___ Source data
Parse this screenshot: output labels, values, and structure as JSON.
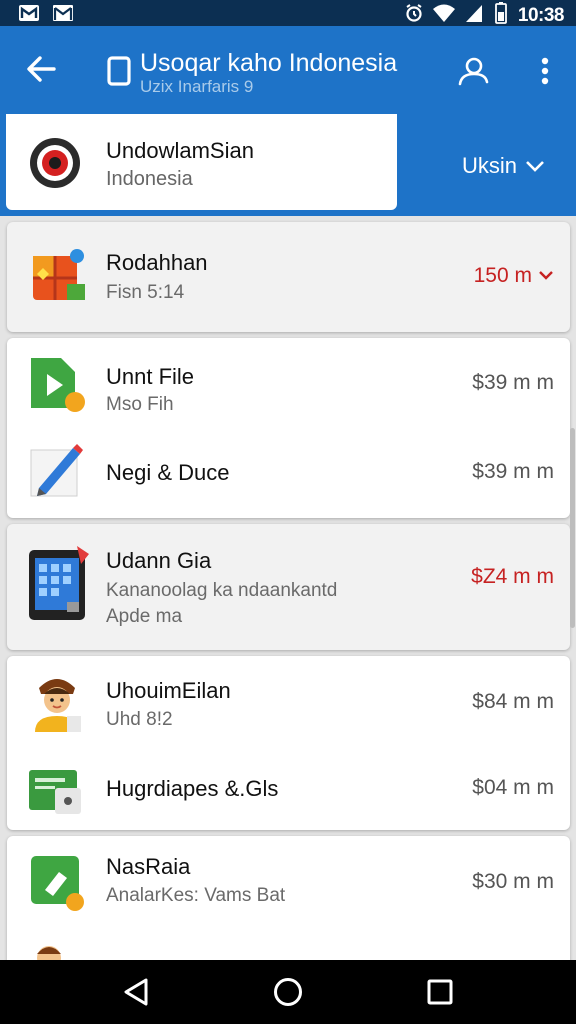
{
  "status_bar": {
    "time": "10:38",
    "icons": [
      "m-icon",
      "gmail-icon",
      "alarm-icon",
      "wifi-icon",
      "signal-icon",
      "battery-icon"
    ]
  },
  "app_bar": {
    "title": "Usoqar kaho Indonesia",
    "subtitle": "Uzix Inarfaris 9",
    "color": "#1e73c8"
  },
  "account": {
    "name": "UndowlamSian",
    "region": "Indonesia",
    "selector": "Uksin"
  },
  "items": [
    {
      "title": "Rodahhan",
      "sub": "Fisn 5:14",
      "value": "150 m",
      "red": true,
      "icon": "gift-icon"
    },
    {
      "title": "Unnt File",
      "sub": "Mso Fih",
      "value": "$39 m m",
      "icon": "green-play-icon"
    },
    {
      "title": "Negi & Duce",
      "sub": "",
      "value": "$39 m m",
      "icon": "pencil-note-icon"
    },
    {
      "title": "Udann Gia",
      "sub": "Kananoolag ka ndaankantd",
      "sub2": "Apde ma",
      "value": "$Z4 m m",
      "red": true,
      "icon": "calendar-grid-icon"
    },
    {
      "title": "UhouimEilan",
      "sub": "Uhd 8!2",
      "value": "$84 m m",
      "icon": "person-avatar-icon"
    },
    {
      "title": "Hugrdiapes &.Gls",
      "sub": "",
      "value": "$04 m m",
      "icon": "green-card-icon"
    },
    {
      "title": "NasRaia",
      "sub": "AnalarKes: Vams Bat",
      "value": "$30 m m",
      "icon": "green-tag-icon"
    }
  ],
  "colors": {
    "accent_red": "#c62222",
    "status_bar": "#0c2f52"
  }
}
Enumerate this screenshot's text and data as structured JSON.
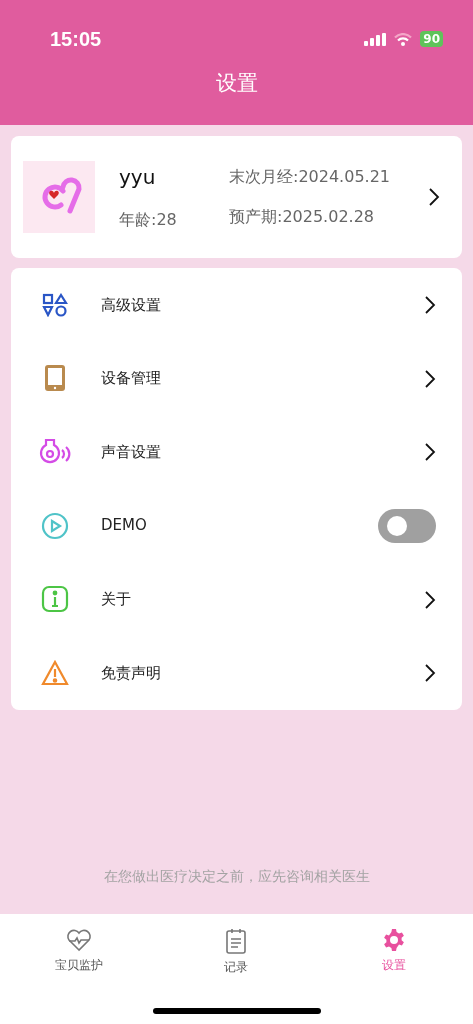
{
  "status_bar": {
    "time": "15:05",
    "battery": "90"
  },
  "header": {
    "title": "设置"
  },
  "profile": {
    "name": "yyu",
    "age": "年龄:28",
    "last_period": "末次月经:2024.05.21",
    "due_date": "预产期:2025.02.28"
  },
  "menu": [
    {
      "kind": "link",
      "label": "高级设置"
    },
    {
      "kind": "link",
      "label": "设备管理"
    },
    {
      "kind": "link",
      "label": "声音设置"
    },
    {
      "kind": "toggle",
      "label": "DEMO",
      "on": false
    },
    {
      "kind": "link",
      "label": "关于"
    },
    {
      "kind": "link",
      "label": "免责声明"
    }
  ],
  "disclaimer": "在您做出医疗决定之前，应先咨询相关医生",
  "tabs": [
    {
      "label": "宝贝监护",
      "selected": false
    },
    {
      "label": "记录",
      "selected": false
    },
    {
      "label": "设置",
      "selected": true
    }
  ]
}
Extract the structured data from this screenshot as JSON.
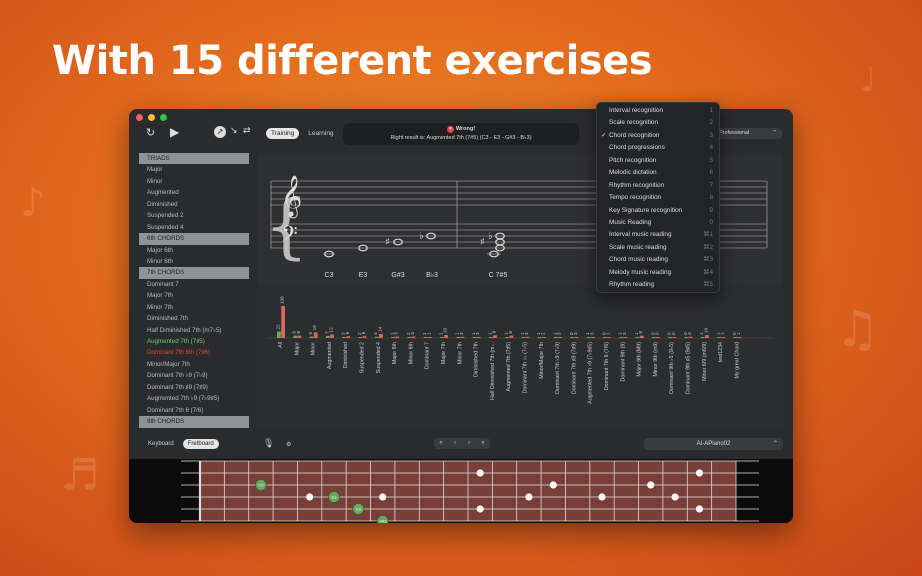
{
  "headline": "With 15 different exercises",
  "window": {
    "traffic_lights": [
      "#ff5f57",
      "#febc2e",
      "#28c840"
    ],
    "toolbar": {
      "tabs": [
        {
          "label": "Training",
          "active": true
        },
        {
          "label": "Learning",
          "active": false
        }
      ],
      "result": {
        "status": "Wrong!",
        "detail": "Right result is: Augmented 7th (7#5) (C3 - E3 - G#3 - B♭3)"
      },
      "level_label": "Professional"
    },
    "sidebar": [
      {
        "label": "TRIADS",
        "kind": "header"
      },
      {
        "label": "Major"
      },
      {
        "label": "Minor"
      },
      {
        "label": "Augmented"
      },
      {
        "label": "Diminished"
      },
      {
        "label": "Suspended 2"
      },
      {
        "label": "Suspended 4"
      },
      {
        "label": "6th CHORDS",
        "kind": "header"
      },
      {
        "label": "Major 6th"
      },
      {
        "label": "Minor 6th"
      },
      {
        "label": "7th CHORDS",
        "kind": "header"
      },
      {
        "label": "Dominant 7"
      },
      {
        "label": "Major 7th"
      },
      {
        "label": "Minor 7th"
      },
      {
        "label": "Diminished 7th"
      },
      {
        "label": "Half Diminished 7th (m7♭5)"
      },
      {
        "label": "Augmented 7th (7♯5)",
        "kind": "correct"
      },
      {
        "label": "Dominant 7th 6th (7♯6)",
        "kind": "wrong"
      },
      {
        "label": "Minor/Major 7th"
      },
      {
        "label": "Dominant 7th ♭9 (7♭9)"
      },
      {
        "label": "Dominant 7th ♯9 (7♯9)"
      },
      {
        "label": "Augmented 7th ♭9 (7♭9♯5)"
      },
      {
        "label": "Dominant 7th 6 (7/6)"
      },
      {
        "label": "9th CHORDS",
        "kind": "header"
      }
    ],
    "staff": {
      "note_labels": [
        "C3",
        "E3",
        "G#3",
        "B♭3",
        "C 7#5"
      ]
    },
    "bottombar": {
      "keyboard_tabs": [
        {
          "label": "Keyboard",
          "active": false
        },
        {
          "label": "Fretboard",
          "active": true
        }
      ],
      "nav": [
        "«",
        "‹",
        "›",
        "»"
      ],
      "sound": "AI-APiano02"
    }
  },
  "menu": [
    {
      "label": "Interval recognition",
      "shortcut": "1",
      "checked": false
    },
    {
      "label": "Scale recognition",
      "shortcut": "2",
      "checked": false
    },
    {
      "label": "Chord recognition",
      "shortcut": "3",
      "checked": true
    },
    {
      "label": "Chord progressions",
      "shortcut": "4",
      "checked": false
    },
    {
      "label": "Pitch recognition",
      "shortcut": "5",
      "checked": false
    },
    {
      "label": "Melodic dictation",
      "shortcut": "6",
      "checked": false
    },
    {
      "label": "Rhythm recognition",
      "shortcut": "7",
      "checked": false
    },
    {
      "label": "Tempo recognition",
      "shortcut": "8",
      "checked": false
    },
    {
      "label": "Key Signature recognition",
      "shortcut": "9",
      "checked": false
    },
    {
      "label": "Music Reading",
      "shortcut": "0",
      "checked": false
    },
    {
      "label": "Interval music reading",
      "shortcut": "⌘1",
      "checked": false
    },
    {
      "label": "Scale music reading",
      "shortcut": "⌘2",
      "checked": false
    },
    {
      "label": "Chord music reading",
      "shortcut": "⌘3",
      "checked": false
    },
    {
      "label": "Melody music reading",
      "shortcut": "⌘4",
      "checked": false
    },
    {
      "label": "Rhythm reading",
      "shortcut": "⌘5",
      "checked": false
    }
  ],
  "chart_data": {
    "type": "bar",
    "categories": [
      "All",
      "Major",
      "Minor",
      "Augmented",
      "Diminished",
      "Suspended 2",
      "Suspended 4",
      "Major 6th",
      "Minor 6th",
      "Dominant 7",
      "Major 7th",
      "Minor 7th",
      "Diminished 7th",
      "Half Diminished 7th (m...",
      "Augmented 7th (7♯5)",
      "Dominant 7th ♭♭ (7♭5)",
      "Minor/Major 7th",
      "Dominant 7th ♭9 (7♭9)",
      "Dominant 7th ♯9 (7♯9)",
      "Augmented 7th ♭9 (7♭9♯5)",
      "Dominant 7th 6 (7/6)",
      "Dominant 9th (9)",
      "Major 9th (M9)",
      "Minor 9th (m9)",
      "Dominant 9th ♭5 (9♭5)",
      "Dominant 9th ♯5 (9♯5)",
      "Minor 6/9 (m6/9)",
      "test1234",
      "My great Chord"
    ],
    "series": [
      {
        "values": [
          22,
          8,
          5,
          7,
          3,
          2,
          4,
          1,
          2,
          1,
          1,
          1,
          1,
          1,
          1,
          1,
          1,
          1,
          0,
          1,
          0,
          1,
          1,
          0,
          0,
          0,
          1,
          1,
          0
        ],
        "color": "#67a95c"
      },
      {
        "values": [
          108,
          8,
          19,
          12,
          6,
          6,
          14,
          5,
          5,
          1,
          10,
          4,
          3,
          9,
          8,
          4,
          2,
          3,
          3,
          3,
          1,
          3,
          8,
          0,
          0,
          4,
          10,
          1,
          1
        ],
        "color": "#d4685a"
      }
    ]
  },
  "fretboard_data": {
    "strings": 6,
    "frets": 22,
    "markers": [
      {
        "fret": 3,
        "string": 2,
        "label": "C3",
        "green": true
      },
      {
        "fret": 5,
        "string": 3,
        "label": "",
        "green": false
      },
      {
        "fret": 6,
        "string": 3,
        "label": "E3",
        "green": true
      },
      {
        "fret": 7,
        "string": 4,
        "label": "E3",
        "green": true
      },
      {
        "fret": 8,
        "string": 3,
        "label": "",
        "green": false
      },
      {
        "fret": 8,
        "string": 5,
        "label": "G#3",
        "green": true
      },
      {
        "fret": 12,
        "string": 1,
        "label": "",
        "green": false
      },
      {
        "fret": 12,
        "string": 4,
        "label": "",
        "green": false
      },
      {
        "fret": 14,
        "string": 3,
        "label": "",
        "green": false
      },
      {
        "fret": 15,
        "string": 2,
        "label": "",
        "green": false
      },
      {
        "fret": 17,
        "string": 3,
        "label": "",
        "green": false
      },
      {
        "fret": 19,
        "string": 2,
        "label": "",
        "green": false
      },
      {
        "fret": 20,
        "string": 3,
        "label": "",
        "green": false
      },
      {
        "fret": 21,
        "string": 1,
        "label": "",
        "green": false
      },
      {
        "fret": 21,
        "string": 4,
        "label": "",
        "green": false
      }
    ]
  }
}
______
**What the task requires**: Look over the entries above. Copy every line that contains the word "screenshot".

**Answer to this exercise**:
Parse this screenshot: output labels, values, and structure as JSON.
Enumerate this screenshot's text and data as structured JSON.
Extract the structured data from this screenshot as JSON.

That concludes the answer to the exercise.